first_imgThe leadership of the Yana Boys Association of Liberia (YBAL), has frowned at Liberians who opted for the resignation of the President, Madam Ellen Johnson Sirleaf.YBAL’s president, Prince Kollie, at a news conference on Wednesday, described those critics as people with ‘evil mind.’At the Ministry of Labor in Monrovia yesterday, Mr. Kollie said, those making the calls for the resignation of the President were not peace loving people especially at the time the country was facing its worst ever recorded national health crisis.“We believe that it is about time that all Liberians join hands in the fight against the current health crisis which has taken away lives of our love ones, family members, relatives and friends.”According to Mr. Kollie, the Liberian leader and the Unity Party have taken the country from broken states to a recognized nation after proper representation at the international level.He added that Liberians have to continue praising their leader for her hard work, which includes the step-up fight against the deadly Ebola virus.”He explained among other things that the association with over 36,000 members is disappointed over the waves of calls by some citizens both at home and abroad for the resignation of the Liberian leader and her Vice President, Joseph Nyumah Boakai, Sr.“We have witnessed huge transformations and international attention as well as good will through the initiative of President Sirleaf than any other government in the history of the country,” he recalled.He said the cancelation of the Liberia’s debts to foreign countries and international financial institutions, including the attraction of huge direct investments mostly in the mining and agriculture sectors are efforts by the Liberian leader.He continues, “With the initiatives by this government, thousands of Liberians are gainfully employed both in the government and private sectors. We also have banks providing loans or credit opportunities to citizens, organizations, including the Yana Boys Associations for empowerment and improvement of livelihood.”Mr. Kollie said that the number of schools, colleges, universities, and vocational and technical training institutions in the country as well as children in those areas were evidence of the Sirleaf led government with the desire to empower the citizens.“We currently have businesses operating in the country owned and operated by Liberians; indicating some levels of empowerment by the Sirleaf-led Administration.He added that no government in the history of Liberia has allowed or provided the level of press freedom that is being enjoyed by media practitioners and other citizens.He recalled how the President has provided several international scholarships and study programs for Liberian students in different fields of studies as well as local studies.Meanwhile, Mr. Kollie expressed gratitude to the President and her international as well as the local partners for the fight against the deadly Ebola.Share this:Click to share on Twitter (Opens in new window)Click to share on Facebook (Opens in new window)last_img read more

first_imgHave you ever stared at a map on your phone, utterly confused, as your GPS cryptically directed you to “head east”? It turns out that the entorhinal region of the brain—an area best known for its role in memory formation—may be at least partly to blame for your poor sense of direction.
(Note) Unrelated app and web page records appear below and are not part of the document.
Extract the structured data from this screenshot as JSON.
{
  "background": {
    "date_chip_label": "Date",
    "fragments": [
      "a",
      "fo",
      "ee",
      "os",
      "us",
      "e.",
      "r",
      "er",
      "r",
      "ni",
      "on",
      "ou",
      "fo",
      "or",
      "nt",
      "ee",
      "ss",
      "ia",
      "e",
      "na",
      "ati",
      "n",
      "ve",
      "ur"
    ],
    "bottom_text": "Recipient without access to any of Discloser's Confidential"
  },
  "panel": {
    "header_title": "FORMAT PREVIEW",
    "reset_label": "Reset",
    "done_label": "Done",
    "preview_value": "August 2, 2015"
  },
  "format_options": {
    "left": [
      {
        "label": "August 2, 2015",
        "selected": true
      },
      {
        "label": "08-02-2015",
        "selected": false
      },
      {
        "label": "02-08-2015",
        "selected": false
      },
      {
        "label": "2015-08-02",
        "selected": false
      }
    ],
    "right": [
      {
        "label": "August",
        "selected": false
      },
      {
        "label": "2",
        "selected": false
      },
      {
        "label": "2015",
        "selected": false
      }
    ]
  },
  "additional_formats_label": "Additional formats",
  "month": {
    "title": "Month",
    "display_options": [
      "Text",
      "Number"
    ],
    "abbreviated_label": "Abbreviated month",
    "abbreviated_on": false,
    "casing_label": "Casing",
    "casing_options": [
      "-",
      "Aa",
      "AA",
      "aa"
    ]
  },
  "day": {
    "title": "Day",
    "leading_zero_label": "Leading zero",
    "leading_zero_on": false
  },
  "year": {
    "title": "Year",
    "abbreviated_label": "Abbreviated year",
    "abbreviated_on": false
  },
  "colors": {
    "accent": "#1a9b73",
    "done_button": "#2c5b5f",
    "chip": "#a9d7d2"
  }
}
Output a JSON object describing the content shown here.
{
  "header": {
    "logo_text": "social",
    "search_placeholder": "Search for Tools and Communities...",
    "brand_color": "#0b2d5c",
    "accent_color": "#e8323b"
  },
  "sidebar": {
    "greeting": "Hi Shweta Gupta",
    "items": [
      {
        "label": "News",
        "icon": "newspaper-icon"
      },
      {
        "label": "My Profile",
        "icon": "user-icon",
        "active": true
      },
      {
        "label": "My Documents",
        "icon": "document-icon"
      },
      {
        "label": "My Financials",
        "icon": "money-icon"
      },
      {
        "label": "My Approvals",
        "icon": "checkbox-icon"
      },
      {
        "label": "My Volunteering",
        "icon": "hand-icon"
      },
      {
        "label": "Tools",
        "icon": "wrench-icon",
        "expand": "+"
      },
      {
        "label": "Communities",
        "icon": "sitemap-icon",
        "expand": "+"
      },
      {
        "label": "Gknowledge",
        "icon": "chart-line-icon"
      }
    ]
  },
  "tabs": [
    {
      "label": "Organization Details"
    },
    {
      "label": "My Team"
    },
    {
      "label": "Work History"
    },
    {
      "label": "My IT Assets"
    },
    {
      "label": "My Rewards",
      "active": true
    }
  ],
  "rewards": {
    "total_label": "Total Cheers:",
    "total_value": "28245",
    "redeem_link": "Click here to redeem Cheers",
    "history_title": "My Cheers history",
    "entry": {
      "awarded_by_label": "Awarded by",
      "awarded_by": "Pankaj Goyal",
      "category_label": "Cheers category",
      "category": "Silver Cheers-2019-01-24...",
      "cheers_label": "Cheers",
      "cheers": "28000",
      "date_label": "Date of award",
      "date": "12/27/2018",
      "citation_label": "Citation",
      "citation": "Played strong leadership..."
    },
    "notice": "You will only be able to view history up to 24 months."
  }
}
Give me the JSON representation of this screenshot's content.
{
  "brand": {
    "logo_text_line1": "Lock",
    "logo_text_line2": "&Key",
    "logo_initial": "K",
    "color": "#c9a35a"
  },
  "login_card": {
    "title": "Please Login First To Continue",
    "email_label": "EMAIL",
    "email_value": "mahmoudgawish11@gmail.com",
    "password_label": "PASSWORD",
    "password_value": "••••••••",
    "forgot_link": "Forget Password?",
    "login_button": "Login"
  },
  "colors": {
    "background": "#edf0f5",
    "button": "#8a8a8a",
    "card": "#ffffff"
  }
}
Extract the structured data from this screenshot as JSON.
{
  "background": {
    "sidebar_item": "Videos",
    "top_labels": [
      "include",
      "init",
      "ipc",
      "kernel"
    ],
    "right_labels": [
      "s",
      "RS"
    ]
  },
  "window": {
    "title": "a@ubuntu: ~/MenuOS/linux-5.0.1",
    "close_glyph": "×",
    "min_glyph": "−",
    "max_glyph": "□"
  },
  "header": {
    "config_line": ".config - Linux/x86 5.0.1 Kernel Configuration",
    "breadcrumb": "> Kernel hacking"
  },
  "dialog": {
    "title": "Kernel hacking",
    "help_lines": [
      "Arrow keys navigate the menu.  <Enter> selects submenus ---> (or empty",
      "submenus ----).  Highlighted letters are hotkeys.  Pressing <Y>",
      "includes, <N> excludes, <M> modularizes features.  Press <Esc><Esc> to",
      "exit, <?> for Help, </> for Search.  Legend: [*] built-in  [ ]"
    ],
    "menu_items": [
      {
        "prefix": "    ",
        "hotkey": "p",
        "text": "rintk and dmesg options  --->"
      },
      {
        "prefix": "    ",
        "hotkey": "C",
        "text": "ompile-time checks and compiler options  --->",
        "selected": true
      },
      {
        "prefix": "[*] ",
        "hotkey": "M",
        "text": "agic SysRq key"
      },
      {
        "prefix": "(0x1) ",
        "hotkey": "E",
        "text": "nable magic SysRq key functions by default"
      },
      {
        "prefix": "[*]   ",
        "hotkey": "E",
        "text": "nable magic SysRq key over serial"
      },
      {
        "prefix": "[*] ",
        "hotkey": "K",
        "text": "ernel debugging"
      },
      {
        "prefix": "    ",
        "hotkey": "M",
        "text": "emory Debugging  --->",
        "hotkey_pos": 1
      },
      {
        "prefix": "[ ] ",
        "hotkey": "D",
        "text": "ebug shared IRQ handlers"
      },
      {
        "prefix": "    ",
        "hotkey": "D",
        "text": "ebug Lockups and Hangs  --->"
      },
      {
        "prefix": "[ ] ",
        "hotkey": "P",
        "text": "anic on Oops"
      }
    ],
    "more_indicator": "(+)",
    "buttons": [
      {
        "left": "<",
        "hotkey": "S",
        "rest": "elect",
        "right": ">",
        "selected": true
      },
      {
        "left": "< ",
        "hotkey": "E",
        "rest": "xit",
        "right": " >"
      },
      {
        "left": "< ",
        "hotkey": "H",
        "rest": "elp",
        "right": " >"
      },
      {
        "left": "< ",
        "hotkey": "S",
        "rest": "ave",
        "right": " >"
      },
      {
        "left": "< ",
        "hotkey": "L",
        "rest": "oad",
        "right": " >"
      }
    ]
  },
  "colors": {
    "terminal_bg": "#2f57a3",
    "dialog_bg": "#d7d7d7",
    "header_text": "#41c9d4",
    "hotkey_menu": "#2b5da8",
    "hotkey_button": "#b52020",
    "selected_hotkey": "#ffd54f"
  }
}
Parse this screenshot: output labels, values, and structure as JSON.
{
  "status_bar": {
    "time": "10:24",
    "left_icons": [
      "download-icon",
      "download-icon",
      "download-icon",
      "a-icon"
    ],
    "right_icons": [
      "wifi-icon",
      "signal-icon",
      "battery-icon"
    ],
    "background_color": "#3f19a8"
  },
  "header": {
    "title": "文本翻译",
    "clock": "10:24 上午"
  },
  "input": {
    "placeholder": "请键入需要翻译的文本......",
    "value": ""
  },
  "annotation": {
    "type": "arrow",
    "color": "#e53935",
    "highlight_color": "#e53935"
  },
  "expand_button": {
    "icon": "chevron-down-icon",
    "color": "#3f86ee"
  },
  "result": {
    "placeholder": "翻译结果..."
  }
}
According to a study published online today in Current Biology, this brain region may help humans decide which direction to go to reach a destination. To traverse any environment, a navigator has to have a sense of both the direction they’re currently facing and the direction to the destination. In the study, participants explored a virtual, square room with four unique objects in each corner and different landscapes on each of the four walls. Once they were familiar with the environment, the volunteers had to navigate a series of paths from one corner to another while the researchers monitored their brain activity with functional magnetic resonance imaging. The entorhinal region has long been known to help people identify which direction they’re facing already, but to plan a route, navigators must also imagine the direction of their destination. The study showed that this brain region likely also has a role in decisions about which directions to face next to get where we want to go. And as the participants imagined their way through the virtual room, the researchers found that the strength of the signal from this region was directly related to navigational performance, providing some new insights into why some people never need to stop for directions and others can’t even navigate their way out of a parking garage.last_img read more